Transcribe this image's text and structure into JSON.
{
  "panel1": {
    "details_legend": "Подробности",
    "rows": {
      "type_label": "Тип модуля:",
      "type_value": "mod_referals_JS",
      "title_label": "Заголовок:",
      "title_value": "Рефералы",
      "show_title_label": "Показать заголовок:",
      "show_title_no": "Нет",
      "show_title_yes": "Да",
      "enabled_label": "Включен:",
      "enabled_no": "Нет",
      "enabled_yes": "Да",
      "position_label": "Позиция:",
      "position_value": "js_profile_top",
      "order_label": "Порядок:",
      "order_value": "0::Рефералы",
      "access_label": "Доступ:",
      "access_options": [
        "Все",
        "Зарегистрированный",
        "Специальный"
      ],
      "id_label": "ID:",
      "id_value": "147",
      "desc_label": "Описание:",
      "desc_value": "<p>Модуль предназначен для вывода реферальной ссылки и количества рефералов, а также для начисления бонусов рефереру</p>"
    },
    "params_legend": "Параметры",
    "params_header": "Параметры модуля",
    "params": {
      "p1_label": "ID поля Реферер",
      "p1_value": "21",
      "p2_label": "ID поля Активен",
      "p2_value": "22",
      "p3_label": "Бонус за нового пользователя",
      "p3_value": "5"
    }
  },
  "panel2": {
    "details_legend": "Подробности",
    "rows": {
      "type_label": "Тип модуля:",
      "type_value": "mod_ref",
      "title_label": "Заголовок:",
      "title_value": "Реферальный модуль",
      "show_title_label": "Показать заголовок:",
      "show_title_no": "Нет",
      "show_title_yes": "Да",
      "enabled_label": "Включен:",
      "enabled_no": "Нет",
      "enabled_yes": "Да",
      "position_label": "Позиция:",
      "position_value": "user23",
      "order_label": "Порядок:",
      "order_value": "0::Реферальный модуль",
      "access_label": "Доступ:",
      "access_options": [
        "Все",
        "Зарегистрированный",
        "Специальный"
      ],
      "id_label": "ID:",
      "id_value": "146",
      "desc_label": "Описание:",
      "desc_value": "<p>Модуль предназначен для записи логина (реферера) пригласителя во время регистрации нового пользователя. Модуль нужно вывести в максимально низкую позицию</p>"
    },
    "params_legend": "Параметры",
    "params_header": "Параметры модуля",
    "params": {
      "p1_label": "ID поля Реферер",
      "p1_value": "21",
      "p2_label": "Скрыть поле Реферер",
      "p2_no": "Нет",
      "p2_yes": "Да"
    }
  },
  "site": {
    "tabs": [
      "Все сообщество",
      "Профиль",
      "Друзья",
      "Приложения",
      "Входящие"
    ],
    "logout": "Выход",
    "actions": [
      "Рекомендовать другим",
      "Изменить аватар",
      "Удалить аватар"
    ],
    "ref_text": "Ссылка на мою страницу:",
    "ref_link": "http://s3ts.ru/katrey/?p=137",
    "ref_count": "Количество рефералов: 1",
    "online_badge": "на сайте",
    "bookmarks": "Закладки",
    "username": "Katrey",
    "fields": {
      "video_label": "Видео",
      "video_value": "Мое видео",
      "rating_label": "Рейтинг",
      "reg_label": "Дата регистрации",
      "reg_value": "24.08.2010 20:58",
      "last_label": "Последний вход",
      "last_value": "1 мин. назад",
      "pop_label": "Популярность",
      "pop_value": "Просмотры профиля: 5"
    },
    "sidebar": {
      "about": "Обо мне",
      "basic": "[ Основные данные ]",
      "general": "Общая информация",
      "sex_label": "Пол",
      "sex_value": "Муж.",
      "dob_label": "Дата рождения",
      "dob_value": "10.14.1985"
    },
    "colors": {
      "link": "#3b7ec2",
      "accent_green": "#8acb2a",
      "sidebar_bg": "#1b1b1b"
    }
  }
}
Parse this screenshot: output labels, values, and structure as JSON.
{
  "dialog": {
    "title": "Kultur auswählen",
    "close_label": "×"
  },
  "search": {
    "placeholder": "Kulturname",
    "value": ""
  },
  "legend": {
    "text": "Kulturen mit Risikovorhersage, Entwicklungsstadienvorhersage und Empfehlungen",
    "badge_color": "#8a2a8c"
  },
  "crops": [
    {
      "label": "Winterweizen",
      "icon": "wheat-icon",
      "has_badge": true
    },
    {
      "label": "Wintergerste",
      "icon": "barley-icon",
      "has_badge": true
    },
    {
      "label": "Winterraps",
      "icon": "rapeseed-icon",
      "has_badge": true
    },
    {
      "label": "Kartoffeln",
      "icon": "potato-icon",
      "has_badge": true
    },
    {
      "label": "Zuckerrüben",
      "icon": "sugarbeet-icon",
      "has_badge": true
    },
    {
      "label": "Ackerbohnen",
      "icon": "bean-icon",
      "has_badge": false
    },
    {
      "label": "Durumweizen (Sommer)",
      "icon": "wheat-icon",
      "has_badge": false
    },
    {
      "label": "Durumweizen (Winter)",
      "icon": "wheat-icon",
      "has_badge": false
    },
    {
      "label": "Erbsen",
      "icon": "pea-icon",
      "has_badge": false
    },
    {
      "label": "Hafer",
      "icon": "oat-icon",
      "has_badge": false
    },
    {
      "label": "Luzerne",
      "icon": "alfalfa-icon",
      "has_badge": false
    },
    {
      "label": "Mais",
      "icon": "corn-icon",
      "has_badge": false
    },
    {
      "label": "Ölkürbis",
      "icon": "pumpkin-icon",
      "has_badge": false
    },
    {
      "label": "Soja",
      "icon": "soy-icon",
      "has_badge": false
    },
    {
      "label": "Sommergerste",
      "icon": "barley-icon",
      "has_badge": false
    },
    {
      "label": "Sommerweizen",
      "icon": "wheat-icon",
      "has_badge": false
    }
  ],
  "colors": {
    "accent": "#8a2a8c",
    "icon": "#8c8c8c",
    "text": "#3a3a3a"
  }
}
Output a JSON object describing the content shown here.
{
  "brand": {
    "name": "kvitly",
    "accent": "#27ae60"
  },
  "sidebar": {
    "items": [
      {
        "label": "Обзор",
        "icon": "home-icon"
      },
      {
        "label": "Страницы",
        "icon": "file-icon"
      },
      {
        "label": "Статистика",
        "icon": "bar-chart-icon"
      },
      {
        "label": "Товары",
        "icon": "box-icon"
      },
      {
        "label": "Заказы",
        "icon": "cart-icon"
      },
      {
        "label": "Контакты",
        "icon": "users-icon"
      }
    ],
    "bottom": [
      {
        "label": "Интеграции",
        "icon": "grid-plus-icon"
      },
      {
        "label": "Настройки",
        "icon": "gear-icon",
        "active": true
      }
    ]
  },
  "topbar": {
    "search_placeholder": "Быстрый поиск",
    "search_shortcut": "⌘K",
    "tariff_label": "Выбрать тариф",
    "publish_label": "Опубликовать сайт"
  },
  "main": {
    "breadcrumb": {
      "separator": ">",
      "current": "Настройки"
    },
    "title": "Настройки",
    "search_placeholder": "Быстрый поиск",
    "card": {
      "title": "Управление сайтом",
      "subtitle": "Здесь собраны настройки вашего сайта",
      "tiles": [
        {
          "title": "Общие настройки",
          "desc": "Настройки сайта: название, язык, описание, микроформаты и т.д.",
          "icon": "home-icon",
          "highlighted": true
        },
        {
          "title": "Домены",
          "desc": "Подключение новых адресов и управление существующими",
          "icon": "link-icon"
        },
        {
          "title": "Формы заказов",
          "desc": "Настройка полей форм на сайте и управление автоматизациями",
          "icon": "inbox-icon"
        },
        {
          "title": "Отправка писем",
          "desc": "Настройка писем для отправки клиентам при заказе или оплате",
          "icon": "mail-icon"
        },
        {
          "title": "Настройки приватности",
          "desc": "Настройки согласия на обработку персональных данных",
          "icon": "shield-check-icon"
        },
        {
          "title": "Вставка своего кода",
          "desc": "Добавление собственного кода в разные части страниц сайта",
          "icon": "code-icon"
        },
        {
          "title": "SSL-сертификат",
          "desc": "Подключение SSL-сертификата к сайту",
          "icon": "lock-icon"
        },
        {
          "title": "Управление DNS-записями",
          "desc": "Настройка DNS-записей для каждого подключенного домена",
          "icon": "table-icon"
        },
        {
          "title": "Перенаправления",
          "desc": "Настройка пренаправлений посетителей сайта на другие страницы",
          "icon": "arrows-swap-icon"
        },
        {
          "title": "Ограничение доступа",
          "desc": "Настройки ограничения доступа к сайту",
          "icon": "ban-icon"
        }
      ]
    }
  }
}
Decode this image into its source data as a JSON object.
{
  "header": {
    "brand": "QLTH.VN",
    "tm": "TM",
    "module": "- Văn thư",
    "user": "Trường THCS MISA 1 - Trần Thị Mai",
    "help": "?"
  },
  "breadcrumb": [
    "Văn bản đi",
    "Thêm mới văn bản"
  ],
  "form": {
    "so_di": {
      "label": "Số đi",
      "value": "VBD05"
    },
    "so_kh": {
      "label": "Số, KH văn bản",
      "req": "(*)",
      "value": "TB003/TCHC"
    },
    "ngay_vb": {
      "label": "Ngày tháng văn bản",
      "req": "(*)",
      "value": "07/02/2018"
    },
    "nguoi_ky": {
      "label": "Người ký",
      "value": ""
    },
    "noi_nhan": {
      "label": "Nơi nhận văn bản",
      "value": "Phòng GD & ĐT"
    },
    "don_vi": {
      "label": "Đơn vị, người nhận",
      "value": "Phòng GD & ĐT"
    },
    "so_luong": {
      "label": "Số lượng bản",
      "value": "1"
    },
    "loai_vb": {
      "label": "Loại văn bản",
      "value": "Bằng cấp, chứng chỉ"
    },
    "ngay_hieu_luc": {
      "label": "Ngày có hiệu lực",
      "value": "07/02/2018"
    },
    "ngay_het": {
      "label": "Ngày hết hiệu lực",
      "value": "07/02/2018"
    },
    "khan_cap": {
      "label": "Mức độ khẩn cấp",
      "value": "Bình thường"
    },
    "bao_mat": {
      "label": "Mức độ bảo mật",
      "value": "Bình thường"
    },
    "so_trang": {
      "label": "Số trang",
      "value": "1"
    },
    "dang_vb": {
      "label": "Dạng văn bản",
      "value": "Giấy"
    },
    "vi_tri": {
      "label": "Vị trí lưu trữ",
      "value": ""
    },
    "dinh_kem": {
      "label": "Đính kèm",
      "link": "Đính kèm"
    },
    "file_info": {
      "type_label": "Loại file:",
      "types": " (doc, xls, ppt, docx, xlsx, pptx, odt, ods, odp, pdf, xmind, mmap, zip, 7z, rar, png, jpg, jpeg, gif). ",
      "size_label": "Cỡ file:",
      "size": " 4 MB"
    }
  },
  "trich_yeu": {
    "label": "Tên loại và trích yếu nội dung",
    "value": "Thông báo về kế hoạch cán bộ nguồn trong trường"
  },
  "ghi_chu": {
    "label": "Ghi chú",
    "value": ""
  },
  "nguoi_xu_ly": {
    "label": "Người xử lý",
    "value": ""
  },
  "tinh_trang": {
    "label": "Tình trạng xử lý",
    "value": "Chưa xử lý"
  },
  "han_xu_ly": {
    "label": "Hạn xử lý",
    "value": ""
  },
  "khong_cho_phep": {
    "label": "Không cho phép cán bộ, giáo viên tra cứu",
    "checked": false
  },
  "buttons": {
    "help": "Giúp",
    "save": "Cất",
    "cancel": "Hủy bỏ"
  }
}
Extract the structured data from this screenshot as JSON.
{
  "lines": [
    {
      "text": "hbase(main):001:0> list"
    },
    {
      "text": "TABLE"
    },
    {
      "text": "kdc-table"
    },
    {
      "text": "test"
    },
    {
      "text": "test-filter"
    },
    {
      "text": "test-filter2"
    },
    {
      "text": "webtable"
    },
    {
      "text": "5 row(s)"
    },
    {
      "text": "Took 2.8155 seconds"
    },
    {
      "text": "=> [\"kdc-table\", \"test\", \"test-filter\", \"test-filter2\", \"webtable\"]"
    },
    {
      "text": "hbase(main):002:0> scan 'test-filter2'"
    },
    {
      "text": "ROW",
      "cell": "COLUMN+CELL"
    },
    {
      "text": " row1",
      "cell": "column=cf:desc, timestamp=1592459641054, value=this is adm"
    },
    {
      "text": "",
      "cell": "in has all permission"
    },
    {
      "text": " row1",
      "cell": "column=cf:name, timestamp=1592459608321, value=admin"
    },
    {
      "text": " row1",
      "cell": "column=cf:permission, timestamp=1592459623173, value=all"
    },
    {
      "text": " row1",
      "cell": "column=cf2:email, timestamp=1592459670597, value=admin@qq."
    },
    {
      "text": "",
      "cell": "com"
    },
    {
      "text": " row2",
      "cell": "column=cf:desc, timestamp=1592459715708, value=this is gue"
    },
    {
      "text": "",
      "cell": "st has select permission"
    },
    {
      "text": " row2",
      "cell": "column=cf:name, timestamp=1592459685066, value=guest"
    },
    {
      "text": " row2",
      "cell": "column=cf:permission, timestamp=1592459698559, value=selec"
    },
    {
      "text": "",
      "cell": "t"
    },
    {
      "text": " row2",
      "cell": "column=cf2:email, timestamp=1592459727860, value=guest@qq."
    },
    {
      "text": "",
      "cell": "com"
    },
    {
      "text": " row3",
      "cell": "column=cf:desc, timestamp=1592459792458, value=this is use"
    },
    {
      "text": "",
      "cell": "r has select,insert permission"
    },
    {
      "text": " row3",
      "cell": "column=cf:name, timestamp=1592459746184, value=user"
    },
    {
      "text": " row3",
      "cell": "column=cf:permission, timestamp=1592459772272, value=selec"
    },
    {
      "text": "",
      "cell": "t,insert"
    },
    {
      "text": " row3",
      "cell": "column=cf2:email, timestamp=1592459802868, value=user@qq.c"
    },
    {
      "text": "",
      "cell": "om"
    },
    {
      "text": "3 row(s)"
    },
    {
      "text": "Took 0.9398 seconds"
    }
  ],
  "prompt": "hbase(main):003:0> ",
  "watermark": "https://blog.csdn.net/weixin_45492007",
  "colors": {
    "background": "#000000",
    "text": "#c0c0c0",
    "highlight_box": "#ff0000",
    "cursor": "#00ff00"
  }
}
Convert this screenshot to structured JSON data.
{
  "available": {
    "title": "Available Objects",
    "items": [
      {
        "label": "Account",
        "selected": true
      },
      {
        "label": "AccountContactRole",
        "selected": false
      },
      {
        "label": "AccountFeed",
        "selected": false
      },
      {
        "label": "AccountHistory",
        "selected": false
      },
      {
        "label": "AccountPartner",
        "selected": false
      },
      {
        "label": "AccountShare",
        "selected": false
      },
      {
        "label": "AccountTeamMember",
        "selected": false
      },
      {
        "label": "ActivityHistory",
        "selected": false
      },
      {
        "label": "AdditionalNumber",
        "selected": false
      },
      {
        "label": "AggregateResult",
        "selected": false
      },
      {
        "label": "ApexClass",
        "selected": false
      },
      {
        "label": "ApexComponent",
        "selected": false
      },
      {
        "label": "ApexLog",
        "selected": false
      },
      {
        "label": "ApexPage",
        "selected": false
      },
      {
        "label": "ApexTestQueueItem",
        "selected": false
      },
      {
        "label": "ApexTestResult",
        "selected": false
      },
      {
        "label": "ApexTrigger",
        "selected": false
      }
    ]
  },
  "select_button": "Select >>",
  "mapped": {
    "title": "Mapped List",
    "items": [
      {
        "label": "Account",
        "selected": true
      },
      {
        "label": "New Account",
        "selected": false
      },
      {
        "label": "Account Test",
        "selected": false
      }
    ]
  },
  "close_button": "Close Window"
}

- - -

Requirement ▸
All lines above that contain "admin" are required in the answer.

Response below ▸
      "cell": "column=cf:name, timestamp=1592459608321, value=admin"
      "cell": "column=cf2:email, timestamp=1592459670597, value=admin@qq."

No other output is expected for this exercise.